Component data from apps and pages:
+--
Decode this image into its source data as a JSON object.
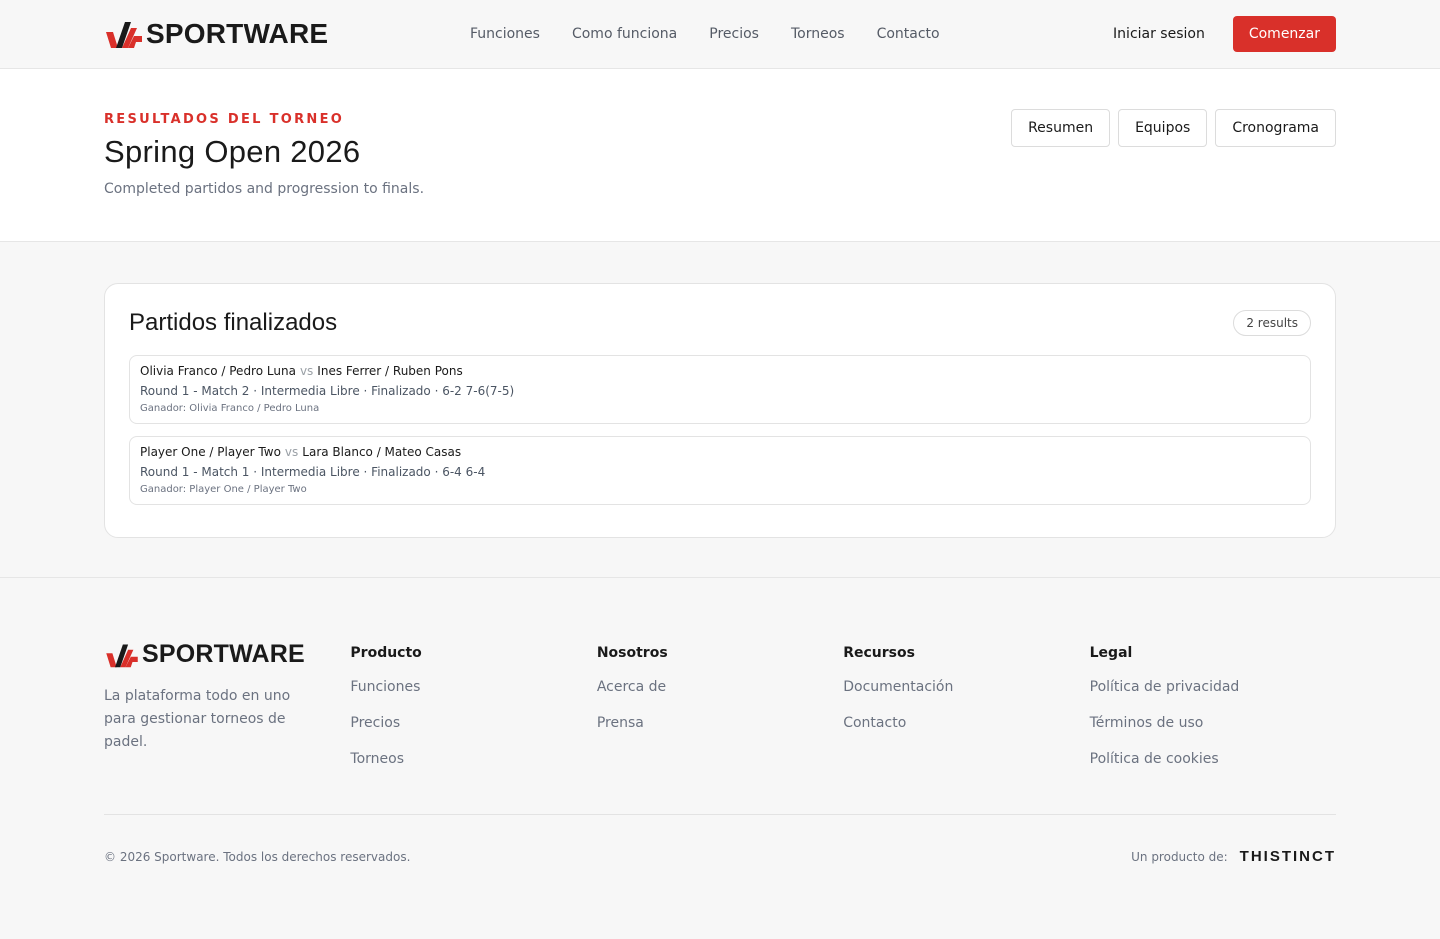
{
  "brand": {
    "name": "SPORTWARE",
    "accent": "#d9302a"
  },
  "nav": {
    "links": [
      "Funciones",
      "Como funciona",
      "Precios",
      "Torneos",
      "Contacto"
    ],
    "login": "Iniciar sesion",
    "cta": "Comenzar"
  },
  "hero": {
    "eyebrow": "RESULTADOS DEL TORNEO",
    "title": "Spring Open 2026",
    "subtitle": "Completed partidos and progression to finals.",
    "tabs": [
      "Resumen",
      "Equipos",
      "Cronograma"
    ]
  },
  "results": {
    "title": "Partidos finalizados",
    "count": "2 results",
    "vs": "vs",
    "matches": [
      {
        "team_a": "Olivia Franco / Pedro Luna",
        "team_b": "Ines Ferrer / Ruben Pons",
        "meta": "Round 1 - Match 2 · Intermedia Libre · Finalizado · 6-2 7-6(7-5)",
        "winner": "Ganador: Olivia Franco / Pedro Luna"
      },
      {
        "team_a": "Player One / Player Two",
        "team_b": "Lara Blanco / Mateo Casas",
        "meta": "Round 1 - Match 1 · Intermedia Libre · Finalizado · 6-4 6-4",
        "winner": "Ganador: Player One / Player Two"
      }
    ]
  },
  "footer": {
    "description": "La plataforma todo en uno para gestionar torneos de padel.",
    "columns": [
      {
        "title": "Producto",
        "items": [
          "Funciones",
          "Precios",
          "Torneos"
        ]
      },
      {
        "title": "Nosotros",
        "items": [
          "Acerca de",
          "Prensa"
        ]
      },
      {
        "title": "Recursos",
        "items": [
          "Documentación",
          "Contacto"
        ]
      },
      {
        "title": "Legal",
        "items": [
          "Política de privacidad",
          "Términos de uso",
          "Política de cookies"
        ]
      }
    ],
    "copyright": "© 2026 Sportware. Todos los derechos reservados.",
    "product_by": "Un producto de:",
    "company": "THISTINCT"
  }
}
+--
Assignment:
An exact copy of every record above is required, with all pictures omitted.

Exercise output:
Decode this image into its source data as a JSON object.
{
  "brand": {
    "name": "SPORTWARE",
    "accent": "#d9302a"
  },
  "nav": {
    "links": [
      "Funciones",
      "Como funciona",
      "Precios",
      "Torneos",
      "Contacto"
    ],
    "login": "Iniciar sesion",
    "cta": "Comenzar"
  },
  "hero": {
    "eyebrow": "RESULTADOS DEL TORNEO",
    "title": "Spring Open 2026",
    "subtitle": "Completed partidos and progression to finals.",
    "tabs": [
      "Resumen",
      "Equipos",
      "Cronograma"
    ]
  },
  "results": {
    "title": "Partidos finalizados",
    "count": "2 results",
    "vs": "vs",
    "matches": [
      {
        "team_a": "Olivia Franco / Pedro Luna",
        "team_b": "Ines Ferrer / Ruben Pons",
        "meta": "Round 1 - Match 2 · Intermedia Libre · Finalizado · 6-2 7-6(7-5)",
        "winner": "Ganador: Olivia Franco / Pedro Luna"
      },
      {
        "team_a": "Player One / Player Two",
        "team_b": "Lara Blanco / Mateo Casas",
        "meta": "Round 1 - Match 1 · Intermedia Libre · Finalizado · 6-4 6-4",
        "winner": "Ganador: Player One / Player Two"
      }
    ]
  },
  "footer": {
    "description": "La plataforma todo en uno para gestionar torneos de padel.",
    "columns": [
      {
        "title": "Producto",
        "items": [
          "Funciones",
          "Precios",
          "Torneos"
        ]
      },
      {
        "title": "Nosotros",
        "items": [
          "Acerca de",
          "Prensa"
        ]
      },
      {
        "title": "Recursos",
        "items": [
          "Documentación",
          "Contacto"
        ]
      },
      {
        "title": "Legal",
        "items": [
          "Política de privacidad",
          "Términos de uso",
          "Política de cookies"
        ]
      }
    ],
    "copyright": "© 2026 Sportware. Todos los derechos reservados.",
    "product_by": "Un producto de:",
    "company": "THISTINCT"
  }
}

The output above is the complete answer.